• _What you should do_:
Your answer must contain each line of the data, copied exactly.

Interface dataset entries:
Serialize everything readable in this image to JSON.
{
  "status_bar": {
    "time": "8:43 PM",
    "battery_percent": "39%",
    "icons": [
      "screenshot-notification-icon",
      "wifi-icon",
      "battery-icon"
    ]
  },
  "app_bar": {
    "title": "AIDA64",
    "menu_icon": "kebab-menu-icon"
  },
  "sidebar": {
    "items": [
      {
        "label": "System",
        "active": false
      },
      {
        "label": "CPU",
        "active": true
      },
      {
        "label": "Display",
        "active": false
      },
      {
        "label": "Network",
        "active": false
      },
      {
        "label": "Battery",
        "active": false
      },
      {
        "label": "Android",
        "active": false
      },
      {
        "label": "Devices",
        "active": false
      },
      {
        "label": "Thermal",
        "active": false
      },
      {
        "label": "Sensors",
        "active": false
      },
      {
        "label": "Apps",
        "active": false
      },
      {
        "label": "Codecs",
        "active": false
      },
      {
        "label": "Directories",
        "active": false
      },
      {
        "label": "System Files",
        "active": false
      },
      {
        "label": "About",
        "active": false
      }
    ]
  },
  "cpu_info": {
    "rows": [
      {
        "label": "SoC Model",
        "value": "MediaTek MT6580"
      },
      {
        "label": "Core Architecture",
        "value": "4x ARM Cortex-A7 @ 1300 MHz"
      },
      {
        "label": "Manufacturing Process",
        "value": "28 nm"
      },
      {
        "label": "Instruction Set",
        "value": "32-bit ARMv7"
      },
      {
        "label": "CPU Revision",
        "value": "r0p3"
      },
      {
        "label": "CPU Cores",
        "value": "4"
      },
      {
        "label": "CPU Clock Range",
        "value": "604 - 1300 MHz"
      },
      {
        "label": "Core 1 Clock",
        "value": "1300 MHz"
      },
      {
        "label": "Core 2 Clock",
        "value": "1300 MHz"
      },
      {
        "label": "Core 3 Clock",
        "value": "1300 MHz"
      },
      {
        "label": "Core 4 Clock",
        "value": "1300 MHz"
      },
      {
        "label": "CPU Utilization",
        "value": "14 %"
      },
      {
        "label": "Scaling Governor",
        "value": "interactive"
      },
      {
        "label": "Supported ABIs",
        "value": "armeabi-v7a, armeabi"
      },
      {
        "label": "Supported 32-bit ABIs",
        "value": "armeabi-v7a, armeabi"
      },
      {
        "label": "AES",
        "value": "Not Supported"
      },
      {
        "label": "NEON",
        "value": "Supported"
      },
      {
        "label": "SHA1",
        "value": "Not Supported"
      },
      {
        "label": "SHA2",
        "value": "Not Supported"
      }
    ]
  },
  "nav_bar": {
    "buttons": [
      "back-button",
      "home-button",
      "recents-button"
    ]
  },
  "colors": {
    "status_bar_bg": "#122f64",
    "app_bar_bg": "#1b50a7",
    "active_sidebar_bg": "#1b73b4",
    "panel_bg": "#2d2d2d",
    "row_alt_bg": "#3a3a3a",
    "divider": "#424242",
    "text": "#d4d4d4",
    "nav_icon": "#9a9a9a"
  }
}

• _Response to this task_:
Serialize everything readable in this image to JSON.
{
  "status_bar": {
    "time": "8:43 PM",
    "battery_percent": "39%",
    "icons": [
      "screenshot-notification-icon",
      "wifi-icon",
      "battery-icon"
    ]
  },
  "app_bar": {
    "title": "AIDA64",
    "menu_icon": "kebab-menu-icon"
  },
  "sidebar": {
    "items": [
      {
        "label": "System",
        "active": false
      },
      {
        "label": "CPU",
        "active": true
      },
      {
        "label": "Display",
        "active": false
      },
      {
        "label": "Network",
        "active": false
      },
      {
        "label": "Battery",
        "active": false
      },
      {
        "label": "Android",
        "active": false
      },
      {
        "label": "Devices",
        "active": false
      },
      {
        "label": "Thermal",
        "active": false
      },
      {
        "label": "Sensors",
        "active": false
      },
      {
        "label": "Apps",
        "active": false
      },
      {
        "label": "Codecs",
        "active": false
      },
      {
        "label": "Directories",
        "active": false
      },
      {
        "label": "System Files",
        "active": false
      },
      {
        "label": "About",
        "active": false
      }
    ]
  },
  "cpu_info": {
    "rows": [
      {
        "label": "SoC Model",
        "value": "MediaTek MT6580"
      },
      {
        "label": "Core Architecture",
        "value": "4x ARM Cortex-A7 @ 1300 MHz"
      },
      {
        "label": "Manufacturing Process",
        "value": "28 nm"
      },
      {
        "label": "Instruction Set",
        "value": "32-bit ARMv7"
      },
      {
        "label": "CPU Revision",
        "value": "r0p3"
      },
      {
        "label": "CPU Cores",
        "value": "4"
      },
      {
        "label": "CPU Clock Range",
        "value": "604 - 1300 MHz"
      },
      {
        "label": "Core 1 Clock",
        "value": "1300 MHz"
      },
      {
        "label": "Core 2 Clock",
        "value": "1300 MHz"
      },
      {
        "label": "Core 3 Clock",
        "value": "1300 MHz"
      },
      {
        "label": "Core 4 Clock",
        "value": "1300 MHz"
      },
      {
        "label": "CPU Utilization",
        "value": "14 %"
      },
      {
        "label": "Scaling Governor",
        "value": "interactive"
      },
      {
        "label": "Supported ABIs",
        "value": "armeabi-v7a, armeabi"
      },
      {
        "label": "Supported 32-bit ABIs",
        "value": "armeabi-v7a, armeabi"
      },
      {
        "label": "AES",
        "value": "Not Supported"
      },
      {
        "label": "NEON",
        "value": "Supported"
      },
      {
        "label": "SHA1",
        "value": "Not Supported"
      },
      {
        "label": "SHA2",
        "value": "Not Supported"
      }
    ]
  },
  "nav_bar": {
    "buttons": [
      "back-button",
      "home-button",
      "recents-button"
    ]
  },
  "colors": {
    "status_bar_bg": "#122f64",
    "app_bar_bg": "#1b50a7",
    "active_sidebar_bg": "#1b73b4",
    "panel_bg": "#2d2d2d",
    "row_alt_bg": "#3a3a3a",
    "divider": "#424242",
    "text": "#d4d4d4",
    "nav_icon": "#9a9a9a"
  }
}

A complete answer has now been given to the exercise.